We also have 4 copies of Allergen-Free Baker’s Handbook. This is a beautiful book, with lavish photography and accessible recipes. I like this book so much that I was thrilled to be asked for a blurb for the back. You’ll love it too. These are the most luscious gluten-free, dairy-free, egg-free, soy-free, peanut-and-tree-nut-and sesame-free treats you are likely to ever see.
Just leave a comment about why you love baking and why you want to be the best baker you can in your kitchen. We’ll choose the seven winners through Random.org at the end of this week.
Gluten-Free Cinnamon Rolls, a work in progress
Normally, when we post a recipe here, we give you the final summation, the ta da! reveal. But this week, I’d like to share the process more than the final product.
Today, I’m giving you our slightly adapted version of the cinnamon rolls from The Allergen-Free Baker’s Handbook. Since we do okay with cow’s milk here, we used that plus butter. I also didn’t have any superfine brown rice flour, which Cybele calls for, so I substituted with an equal weight of sorghum flour.
These were good rolls. Really good. Warm out of the oven, they were soft and delicious, slightly sweet and familiar. If you have multiple food allergies, these are the rolls for you. However, after a couple of hours, they were too stiff for our taste. I want cinnamon rolls that taste great without the frosting. Since we can eat eggs, I’m going to make another batch with one added, plus some other tweaks, to make the rolls more supple.

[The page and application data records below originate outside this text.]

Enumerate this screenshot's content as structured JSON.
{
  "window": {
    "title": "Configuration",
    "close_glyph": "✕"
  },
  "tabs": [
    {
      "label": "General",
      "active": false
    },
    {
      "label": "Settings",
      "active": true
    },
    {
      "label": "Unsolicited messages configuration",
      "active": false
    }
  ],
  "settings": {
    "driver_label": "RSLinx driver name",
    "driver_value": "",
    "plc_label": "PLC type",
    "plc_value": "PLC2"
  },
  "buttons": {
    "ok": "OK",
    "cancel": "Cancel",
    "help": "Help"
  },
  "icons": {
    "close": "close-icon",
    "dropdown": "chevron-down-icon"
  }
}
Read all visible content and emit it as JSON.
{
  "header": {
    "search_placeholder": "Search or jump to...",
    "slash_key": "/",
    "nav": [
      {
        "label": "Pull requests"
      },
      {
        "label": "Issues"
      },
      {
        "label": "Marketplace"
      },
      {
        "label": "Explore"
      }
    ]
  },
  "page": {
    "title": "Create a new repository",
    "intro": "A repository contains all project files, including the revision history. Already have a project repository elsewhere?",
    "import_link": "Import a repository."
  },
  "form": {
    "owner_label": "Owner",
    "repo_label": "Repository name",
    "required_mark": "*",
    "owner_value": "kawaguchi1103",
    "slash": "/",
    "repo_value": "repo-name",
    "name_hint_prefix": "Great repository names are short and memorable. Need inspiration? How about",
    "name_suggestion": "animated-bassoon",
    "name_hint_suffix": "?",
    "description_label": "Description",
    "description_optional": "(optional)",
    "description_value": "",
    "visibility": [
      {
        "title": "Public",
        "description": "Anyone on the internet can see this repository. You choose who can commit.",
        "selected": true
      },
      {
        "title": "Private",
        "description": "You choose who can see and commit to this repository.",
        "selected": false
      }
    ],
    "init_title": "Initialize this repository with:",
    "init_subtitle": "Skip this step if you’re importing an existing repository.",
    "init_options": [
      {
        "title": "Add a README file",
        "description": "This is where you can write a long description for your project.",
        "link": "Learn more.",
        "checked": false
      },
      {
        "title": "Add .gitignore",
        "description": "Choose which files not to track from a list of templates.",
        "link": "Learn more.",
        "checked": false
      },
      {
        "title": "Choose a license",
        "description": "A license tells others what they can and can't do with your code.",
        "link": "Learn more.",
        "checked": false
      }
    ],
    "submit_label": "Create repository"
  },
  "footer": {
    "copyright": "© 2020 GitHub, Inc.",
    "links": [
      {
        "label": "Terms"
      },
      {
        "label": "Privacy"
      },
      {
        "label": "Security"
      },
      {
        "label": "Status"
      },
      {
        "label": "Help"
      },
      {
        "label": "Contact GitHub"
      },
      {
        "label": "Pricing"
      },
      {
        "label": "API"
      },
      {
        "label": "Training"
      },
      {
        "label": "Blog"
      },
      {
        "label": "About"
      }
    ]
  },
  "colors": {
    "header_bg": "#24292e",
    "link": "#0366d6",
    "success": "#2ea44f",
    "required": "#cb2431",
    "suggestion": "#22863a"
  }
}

Watch this space. In a few days, I’ll have an update on the next batch.
(Click here to see the update on the process. Final recipe coming soon.)
1 cup whole milk
1/4 cup canola oil
1/4 cup granulated sugar
1 cup sorghum flour
1/2 cup potato starch
1/2 cup tapioca flour
1/4 cup cornstarch
1/2 teaspoon xanthan gum
2 teaspoons baking powder
1/2 teaspoon fine sea salt
2 1/4 teaspoons (1 packet) active-dry yeast
1/2 cup butter, melted
1/4 cup granulated sugar
2 teaspoons ground cinnamon
Combine the milk, oil, and sugar in a medium saucepan. Turn the burn on medium heat and bring the liquid up to warm, just barely above the temperature of your skin. Turn off the heat and let it sit.
Mix all the flours, xanthan gum, baking powder, salt, and yeast.
Pour the milk mixture into the dry ingredients. Blend them well. (A stand mixer works well here, as does a food processor.)
Turn the dough into a large, greased bowl. Cover the bowl. Let it sit in a warm place in your kitchen and rise for 1 hour.
Put the cinnamon roll dough between two large pieces of parchment paper. Roll it out to about 1/4-inch thickness, as wide as you can. (I make a ragged rectangle.)
Spread 1/4 cup of the melted butter over the top of the dough, leaving about 1/2 inch along the edges. Combine the sugar and cinnamon and sprinkle it over the dough.
Carefully, using the bottom piece of parchment paper as your guide, roll the dough into a log, as tightly as you can.
Pour the remaining melted butter into the bottom of a pie pan. Cut the log of dough into 12 pieces and transfer the rolls to the buttered pan. Put the pan of rolls into a warm place in the kitchen and let them rise for 1 hour.
preheat the oven to 350°.
Bake the rolls until they are golden brown, about 25 to 30 minutes in our house.
Glaze or ice as you see fit.
Makes 12 cinnamon rolls.